* [Problem to solve]
The data should be restated word for word, in full.

Collected data entries
--

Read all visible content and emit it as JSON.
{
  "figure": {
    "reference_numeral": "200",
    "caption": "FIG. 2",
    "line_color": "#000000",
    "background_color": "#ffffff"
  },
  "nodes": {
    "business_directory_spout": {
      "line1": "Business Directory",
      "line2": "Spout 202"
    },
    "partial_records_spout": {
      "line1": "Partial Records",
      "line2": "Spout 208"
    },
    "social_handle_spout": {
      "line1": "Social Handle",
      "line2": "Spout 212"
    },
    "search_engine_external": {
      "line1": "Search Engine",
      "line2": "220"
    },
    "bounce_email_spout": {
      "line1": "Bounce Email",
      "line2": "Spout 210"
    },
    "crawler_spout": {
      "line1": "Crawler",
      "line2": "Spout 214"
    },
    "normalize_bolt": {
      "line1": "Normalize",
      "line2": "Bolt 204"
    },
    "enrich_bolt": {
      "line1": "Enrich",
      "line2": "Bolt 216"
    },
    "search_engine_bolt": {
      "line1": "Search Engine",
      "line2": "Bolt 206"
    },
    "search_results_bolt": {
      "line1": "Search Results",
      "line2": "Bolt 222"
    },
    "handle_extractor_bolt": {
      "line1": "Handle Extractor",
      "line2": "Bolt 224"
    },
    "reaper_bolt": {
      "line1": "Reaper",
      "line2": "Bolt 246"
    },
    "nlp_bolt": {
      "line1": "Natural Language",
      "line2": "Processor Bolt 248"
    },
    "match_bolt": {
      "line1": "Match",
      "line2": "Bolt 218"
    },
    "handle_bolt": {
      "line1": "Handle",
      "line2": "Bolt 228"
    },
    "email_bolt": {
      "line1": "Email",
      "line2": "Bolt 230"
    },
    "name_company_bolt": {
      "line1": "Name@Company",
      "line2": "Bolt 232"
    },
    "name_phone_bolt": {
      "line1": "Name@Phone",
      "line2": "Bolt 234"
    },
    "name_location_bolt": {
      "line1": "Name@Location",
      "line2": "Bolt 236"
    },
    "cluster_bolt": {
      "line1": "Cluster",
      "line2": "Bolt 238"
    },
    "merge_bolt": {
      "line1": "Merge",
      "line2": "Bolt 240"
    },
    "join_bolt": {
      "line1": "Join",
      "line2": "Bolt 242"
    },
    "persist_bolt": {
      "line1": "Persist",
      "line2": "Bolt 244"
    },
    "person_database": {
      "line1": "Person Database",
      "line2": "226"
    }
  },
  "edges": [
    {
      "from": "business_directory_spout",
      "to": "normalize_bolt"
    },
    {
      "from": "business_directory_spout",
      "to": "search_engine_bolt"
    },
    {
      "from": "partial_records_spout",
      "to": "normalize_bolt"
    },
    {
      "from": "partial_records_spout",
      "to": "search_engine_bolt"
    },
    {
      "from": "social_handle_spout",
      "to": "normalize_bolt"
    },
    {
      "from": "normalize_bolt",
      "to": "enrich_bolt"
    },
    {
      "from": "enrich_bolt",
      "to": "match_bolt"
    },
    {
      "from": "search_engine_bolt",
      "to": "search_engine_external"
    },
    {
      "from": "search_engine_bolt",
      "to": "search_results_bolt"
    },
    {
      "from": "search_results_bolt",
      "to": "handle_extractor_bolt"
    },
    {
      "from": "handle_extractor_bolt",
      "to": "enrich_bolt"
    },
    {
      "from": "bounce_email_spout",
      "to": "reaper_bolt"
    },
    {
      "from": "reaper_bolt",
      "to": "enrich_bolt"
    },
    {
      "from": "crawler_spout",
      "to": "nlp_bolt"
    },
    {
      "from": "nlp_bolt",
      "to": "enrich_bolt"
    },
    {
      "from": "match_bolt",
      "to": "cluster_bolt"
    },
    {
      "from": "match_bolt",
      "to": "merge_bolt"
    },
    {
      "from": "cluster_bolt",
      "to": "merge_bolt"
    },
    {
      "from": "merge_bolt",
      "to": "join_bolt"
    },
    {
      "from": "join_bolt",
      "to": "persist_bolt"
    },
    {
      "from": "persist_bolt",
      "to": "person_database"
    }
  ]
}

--

* [Task response]
Read all visible content and emit it as JSON.
{
  "figure": {
    "reference_numeral": "200",
    "caption": "FIG. 2",
    "line_color": "#000000",
    "background_color": "#ffffff"
  },
  "nodes": {
    "business_directory_spout": {
      "line1": "Business Directory",
      "line2": "Spout 202"
    },
    "partial_records_spout": {
      "line1": "Partial Records",
      "line2": "Spout 208"
    },
    "social_handle_spout": {
      "line1": "Social Handle",
      "line2": "Spout 212"
    },
    "search_engine_external": {
      "line1": "Search Engine",
      "line2": "220"
    },
    "bounce_email_spout": {
      "line1": "Bounce Email",
      "line2": "Spout 210"
    },
    "crawler_spout": {
      "line1": "Crawler",
      "line2": "Spout 214"
    },
    "normalize_bolt": {
      "line1": "Normalize",
      "line2": "Bolt 204"
    },
    "enrich_bolt": {
      "line1": "Enrich",
      "line2": "Bolt 216"
    },
    "search_engine_bolt": {
      "line1": "Search Engine",
      "line2": "Bolt 206"
    },
    "search_results_bolt": {
      "line1": "Search Results",
      "line2": "Bolt 222"
    },
    "handle_extractor_bolt": {
      "line1": "Handle Extractor",
      "line2": "Bolt 224"
    },
    "reaper_bolt": {
      "line1": "Reaper",
      "line2": "Bolt 246"
    },
    "nlp_bolt": {
      "line1": "Natural Language",
      "line2": "Processor Bolt 248"
    },
    "match_bolt": {
      "line1": "Match",
      "line2": "Bolt 218"
    },
    "handle_bolt": {
      "line1": "Handle",
      "line2": "Bolt 228"
    },
    "email_bolt": {
      "line1": "Email",
      "line2": "Bolt 230"
    },
    "name_company_bolt": {
      "line1": "Name@Company",
      "line2": "Bolt 232"
    },
    "name_phone_bolt": {
      "line1": "Name@Phone",
      "line2": "Bolt 234"
    },
    "name_location_bolt": {
      "line1": "Name@Location",
      "line2": "Bolt 236"
    },
    "cluster_bolt": {
      "line1": "Cluster",
      "line2": "Bolt 238"
    },
    "merge_bolt": {
      "line1": "Merge",
      "line2": "Bolt 240"
    },
    "join_bolt": {
      "line1": "Join",
      "line2": "Bolt 242"
    },
    "persist_bolt": {
      "line1": "Persist",
      "line2": "Bolt 244"
    },
    "person_database": {
      "line1": "Person Database",
      "line2": "226"
    }
  },
  "edges": [
    {
      "from": "business_directory_spout",
      "to": "normalize_bolt"
    },
    {
      "from": "business_directory_spout",
      "to": "search_engine_bolt"
    },
    {
      "from": "partial_records_spout",
      "to": "normalize_bolt"
    },
    {
      "from": "partial_records_spout",
      "to": "search_engine_bolt"
    },
    {
      "from": "social_handle_spout",
      "to": "normalize_bolt"
    },
    {
      "from": "normalize_bolt",
      "to": "enrich_bolt"
    },
    {
      "from": "enrich_bolt",
      "to": "match_bolt"
    },
    {
      "from": "search_engine_bolt",
      "to": "search_engine_external"
    },
    {
      "from": "search_engine_bolt",
      "to": "search_results_bolt"
    },
    {
      "from": "search_results_bolt",
      "to": "handle_extractor_bolt"
    },
    {
      "from": "handle_extractor_bolt",
      "to": "enrich_bolt"
    },
    {
      "from": "bounce_email_spout",
      "to": "reaper_bolt"
    },
    {
      "from": "reaper_bolt",
      "to": "enrich_bolt"
    },
    {
      "from": "crawler_spout",
      "to": "nlp_bolt"
    },
    {
      "from": "nlp_bolt",
      "to": "enrich_bolt"
    },
    {
      "from": "match_bolt",
      "to": "cluster_bolt"
    },
    {
      "from": "match_bolt",
      "to": "merge_bolt"
    },
    {
      "from": "cluster_bolt",
      "to": "merge_bolt"
    },
    {
      "from": "merge_bolt",
      "to": "join_bolt"
    },
    {
      "from": "join_bolt",
      "to": "persist_bolt"
    },
    {
      "from": "persist_bolt",
      "to": "person_database"
    }
  ]
}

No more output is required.